Nairobi National Park Kenya

Attractions in Nairobi National Park Kenya

Flora in Nairobi National Park Kenya

The predominant environment of the park is open grass plain with scattered Acacia bushes. The park has a highland dry forest in the western uplands with stands of Olea Africana, Croton dichogamus, Calodendrum and Brachyaena hutchinsii and the lower slopes are grassland areas which harbors cypress, Digitaria, themeda, and Cynodon species and there are also scattered Yellow-barked Acacia xanthoploea. In the South of the park there is a riverine forest along the permanent river and also the park has areas of broken bush and deep rocky valleys with gorges within. The valley has tree species which include Acacia and Euphorbia Candelabrum, Canthium schimperiana, Ficus eriocarpa, Apodytes dimidiate, Aspilia mossambicensis, Rhus natalensis, and Newtonia species. There are also several plants that grow on the rocky hillsides which are unique to the Nairobi area and they include Drimia calcarata, Murdannia clarkeana and Euphorbia brevitorta.
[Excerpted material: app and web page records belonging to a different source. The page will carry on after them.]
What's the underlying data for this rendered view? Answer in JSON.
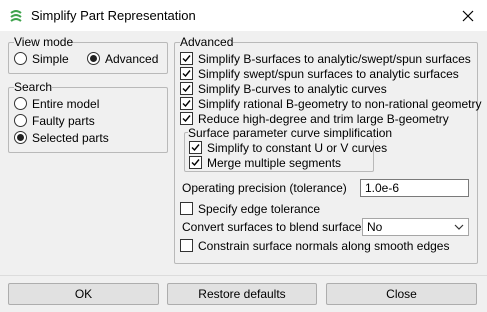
{
  "window": {
    "title": "Simplify Part Representation"
  },
  "view_mode": {
    "title": "View mode",
    "options": [
      {
        "label": "Simple",
        "selected": false
      },
      {
        "label": "Advanced",
        "selected": true
      }
    ]
  },
  "search": {
    "title": "Search",
    "options": [
      {
        "label": "Entire model",
        "selected": false
      },
      {
        "label": "Faulty parts",
        "selected": false
      },
      {
        "label": "Selected parts",
        "selected": true
      }
    ]
  },
  "advanced": {
    "title": "Advanced",
    "checks": [
      {
        "label": "Simplify B-surfaces to analytic/swept/spun surfaces",
        "checked": true
      },
      {
        "label": "Simplify swept/spun surfaces to analytic surfaces",
        "checked": true
      },
      {
        "label": "Simplify B-curves to analytic curves",
        "checked": true
      },
      {
        "label": "Simplify rational B-geometry to non-rational geometry",
        "checked": true
      },
      {
        "label": "Reduce high-degree and trim large B-geometry",
        "checked": true
      }
    ],
    "surface_param": {
      "title": "Surface parameter curve simplification",
      "checks": [
        {
          "label": "Simplify to constant U or V curves",
          "checked": true
        },
        {
          "label": "Merge multiple segments",
          "checked": true
        }
      ]
    },
    "precision_label": "Operating precision (tolerance)",
    "precision_value": "1.0e-6",
    "edge_tolerance": {
      "label": "Specify edge tolerance",
      "checked": false
    },
    "blend_label": "Convert surfaces to blend surfaces",
    "blend_value": "No",
    "constrain_normals": {
      "label": "Constrain surface normals along smooth edges",
      "checked": false
    }
  },
  "buttons": {
    "ok": "OK",
    "restore": "Restore defaults",
    "close": "Close"
  },
  "icons": {
    "app": "simplify-app-icon",
    "close": "close-icon",
    "dropdown": "chevron-down-icon",
    "check": "checkmark-icon"
  },
  "colors": {
    "dialog_bg": "#f0f0f0",
    "app_icon": "#3fa34d",
    "button_bg": "#e1e1e1"
  }
}
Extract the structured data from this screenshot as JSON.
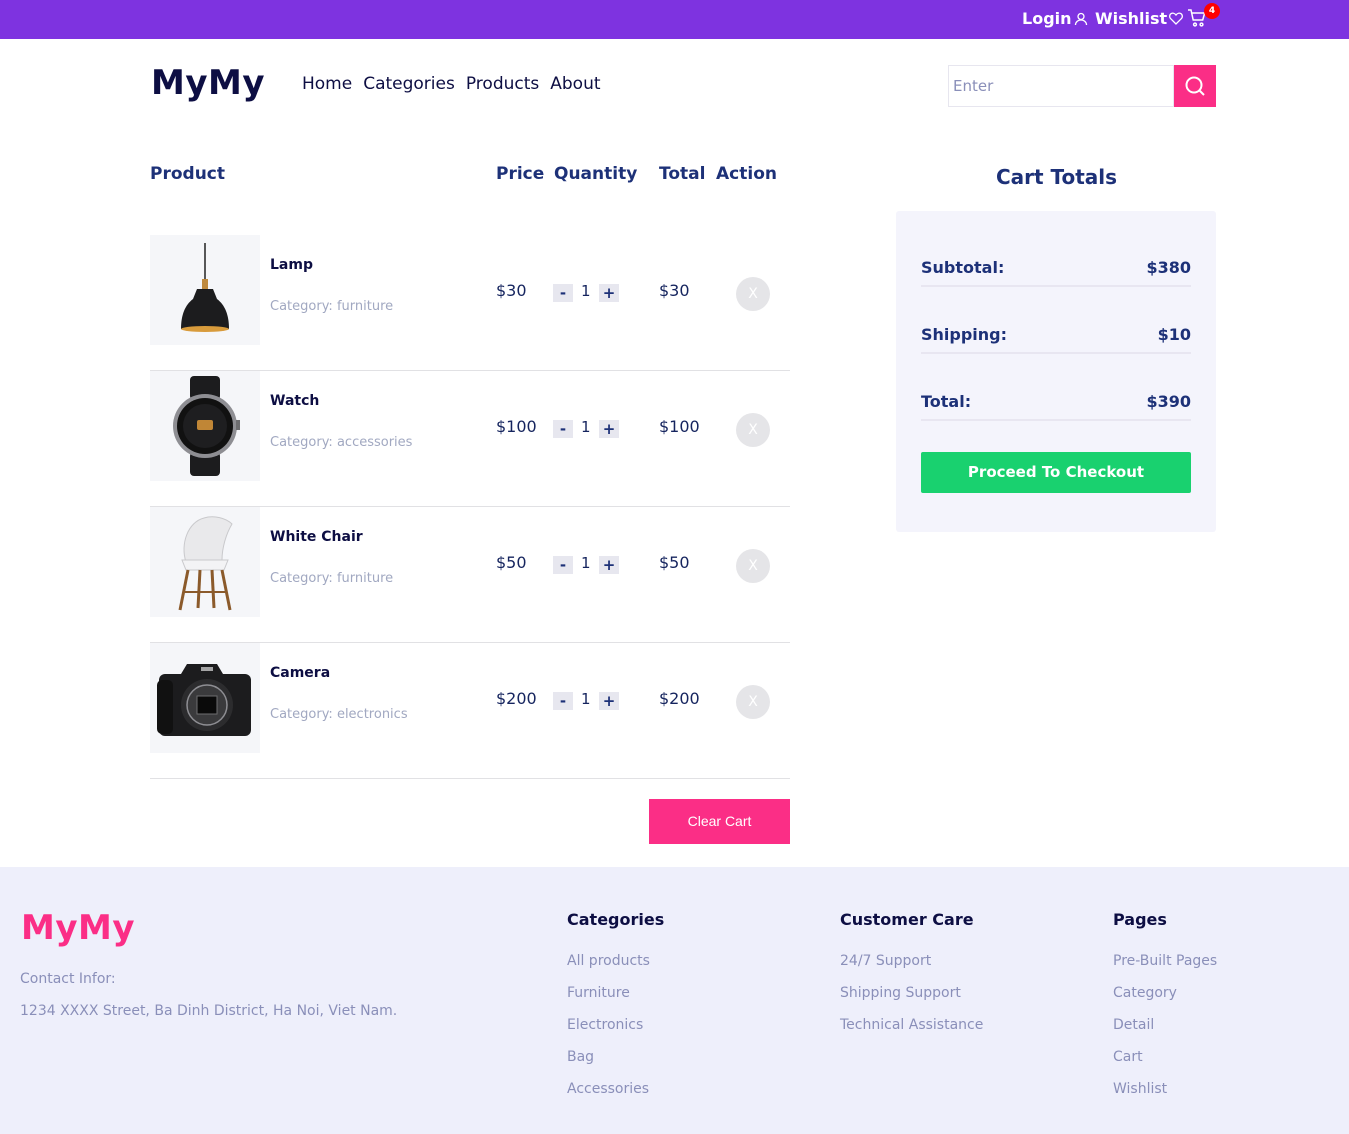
{
  "topbar": {
    "login_label": "Login",
    "wishlist_label": "Wishlist",
    "cart_count": "4"
  },
  "header": {
    "logo": "MyMy",
    "nav": [
      "Home",
      "Categories",
      "Products",
      "About"
    ],
    "search_placeholder": "Enter"
  },
  "table": {
    "headers": {
      "product": "Product",
      "price": "Price",
      "quantity": "Quantity",
      "total": "Total",
      "action": "Action"
    },
    "rows": [
      {
        "name": "Lamp",
        "category": "Category: furniture",
        "price": "$30",
        "quantity": "1",
        "total": "$30",
        "remove": "X",
        "image": "lamp-image"
      },
      {
        "name": "Watch",
        "category": "Category: accessories",
        "price": "$100",
        "quantity": "1",
        "total": "$100",
        "remove": "X",
        "image": "watch-image"
      },
      {
        "name": "White Chair",
        "category": "Category: furniture",
        "price": "$50",
        "quantity": "1",
        "total": "$50",
        "remove": "X",
        "image": "chair-image"
      },
      {
        "name": "Camera",
        "category": "Category: electronics",
        "price": "$200",
        "quantity": "1",
        "total": "$200",
        "remove": "X",
        "image": "camera-image"
      }
    ],
    "qty_minus": "-",
    "qty_plus": "+",
    "clear_label": "Clear Cart"
  },
  "cart_totals": {
    "title": "Cart Totals",
    "subtotal_label": "Subtotal:",
    "subtotal_value": "$380",
    "shipping_label": "Shipping:",
    "shipping_value": "$10",
    "total_label": "Total:",
    "total_value": "$390",
    "checkout_label": "Proceed To Checkout"
  },
  "footer": {
    "logo": "MyMy",
    "contact_label": "Contact Infor:",
    "address": "1234 XXXX Street, Ba Dinh District, Ha Noi, Viet Nam.",
    "columns": [
      {
        "title": "Categories",
        "links": [
          "All products",
          "Furniture",
          "Electronics",
          "Bag",
          "Accessories"
        ]
      },
      {
        "title": "Customer Care",
        "links": [
          "24/7 Support",
          "Shipping Support",
          "Technical Assistance"
        ]
      },
      {
        "title": "Pages",
        "links": [
          "Pre-Built Pages",
          "Category",
          "Detail",
          "Cart",
          "Wishlist"
        ]
      }
    ]
  },
  "colors": {
    "topbar": "#7e33e0",
    "accent_pink": "#fb2e86",
    "checkout_green": "#19d16f",
    "navy": "#1d3178",
    "footer_bg": "#eeeffb"
  }
}
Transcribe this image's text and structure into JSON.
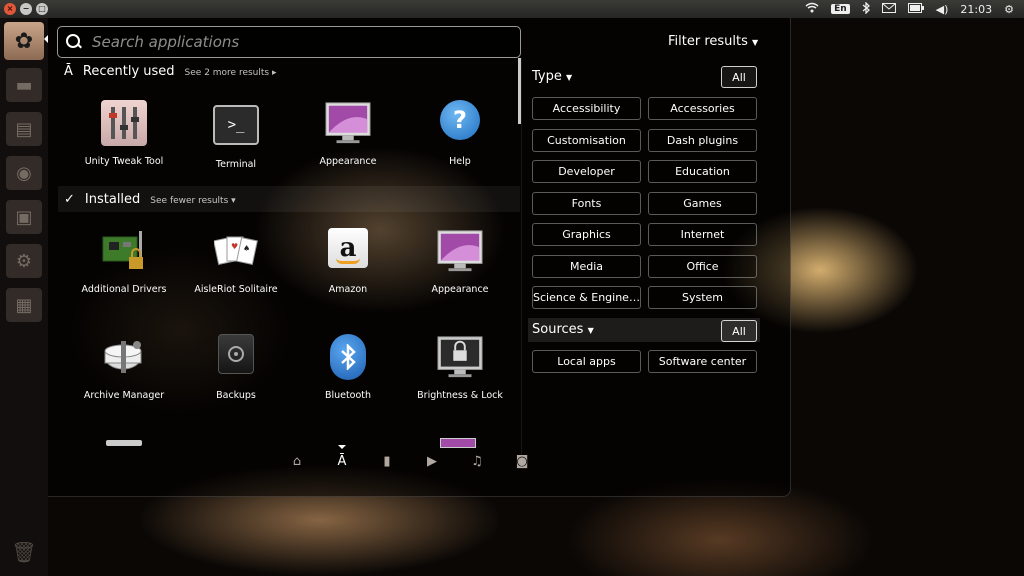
{
  "top_panel": {
    "window_buttons": [
      "×",
      "−",
      "□"
    ],
    "indicators": {
      "wifi_icon": "wifi-icon",
      "language": "En",
      "bluetooth_icon": "bluetooth-icon",
      "mail_icon": "mail-icon",
      "battery_icon": "battery-icon",
      "volume": "◀)",
      "clock": "21:03",
      "gear_icon": "gear-icon"
    }
  },
  "launcher": {
    "bfb_icon": "ubuntu-logo-icon",
    "items": [
      "home-folder-icon",
      "files-icon",
      "firefox-icon",
      "software-center-icon",
      "system-settings-icon",
      "workspace-switcher-icon",
      "trash-icon"
    ]
  },
  "dash": {
    "search_placeholder": "Search applications",
    "filter_results_label": "Filter results",
    "recently_used": {
      "title": "Recently used",
      "more": "See 2 more results",
      "apps": [
        {
          "label": "Unity Tweak Tool",
          "icon": "unity-tweak-tool-icon"
        },
        {
          "label": "Terminal",
          "icon": "terminal-icon"
        },
        {
          "label": "Appearance",
          "icon": "appearance-icon"
        },
        {
          "label": "Help",
          "icon": "help-icon"
        }
      ]
    },
    "installed": {
      "title": "Installed",
      "more": "See fewer results",
      "apps": [
        {
          "label": "Additional Drivers",
          "icon": "additional-drivers-icon"
        },
        {
          "label": "AisleRiot Solitaire",
          "icon": "solitaire-cards-icon"
        },
        {
          "label": "Amazon",
          "icon": "amazon-icon"
        },
        {
          "label": "Appearance",
          "icon": "appearance-icon"
        },
        {
          "label": "Archive Manager",
          "icon": "archive-manager-icon"
        },
        {
          "label": "Backups",
          "icon": "backups-icon"
        },
        {
          "label": "Bluetooth",
          "icon": "bluetooth-icon"
        },
        {
          "label": "Brightness & Lock",
          "icon": "brightness-lock-icon"
        }
      ]
    },
    "lenses": [
      "home-lens-icon",
      "applications-lens-icon",
      "files-lens-icon",
      "video-lens-icon",
      "music-lens-icon",
      "photos-lens-icon"
    ]
  },
  "filters": {
    "type_label": "Type",
    "all_label": "All",
    "types": [
      "Accessibility",
      "Accessories",
      "Customisation",
      "Dash plugins",
      "Developer",
      "Education",
      "Fonts",
      "Games",
      "Graphics",
      "Internet",
      "Media",
      "Office",
      "Science & Engine…",
      "System"
    ],
    "sources_label": "Sources",
    "sources": [
      "Local apps",
      "Software center"
    ]
  }
}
Wildlife in Nairobi National Park Kenya

Nairobi National park boasts of a large number of diverse wildlife population which includes the eastern black rhino, the Cape buffalo, baboon, gazelle, cheetah, Grant’s zebra, Coke’s hartebeest, African others Leopard, eland, lion, Masai giraffe, ostrich, waterbuck, hippopotamus and the vultures among others. The park also is a home to herbivores including the wildebeest and zebra which use the Kitengela conservation area and migration corridor to the South of the park to reach the Athi-Kapiti plains.

Birdlife in Nairobi National Park Kenya

The park is a home to a diversity of species of bird with over 500 bird species recorded which are permanent and migratory species within the park.

Ngong Hills in Nairobi National Park Kenya

Nyong, this is a Maasai word which means knuckles a fitting name and these beautiful pointed green hills resemble the back of a fist facing the sky. They are close to Nairobi and a popular place to visit. These hills are the peaks of a ridge which do overlook the Great Rift Valley and also many of the white settlers in the early colonial established their farms here. The hills provide beautiful views of wildlife such as the buffalo, bushbucks, gazelles, the occasional klipspringer, giraffes, and troops of baboons among others.

Giraffe Centre in Nairobi National Park Kenya

This giraffe center is found on the edge of Nairobi National park and it bares the endangered Rothschild’s giraffes. The center lies on the grounds of the plush guest house giraffe, Giraffe Manor and it provides conservation education for children and the center has giraffes which are graceful with wet gray giraffe tongues slurping little faces.
David Sheldrick Wildlife Trust (The David Sheldrick Elephant Orphanage)
This orphan elephant rescue and rehabilitation program is located at the main gates of Nairobi National park and it was founded by Daphne Sheldrick in the year of 1977 in memory of her late husband called David who was a former warden at Tsavo East National park. This center care for the young abandoned rhinos and elephants and also works to release the animals back into the wild and the centerhas over 150 elephants so far raised.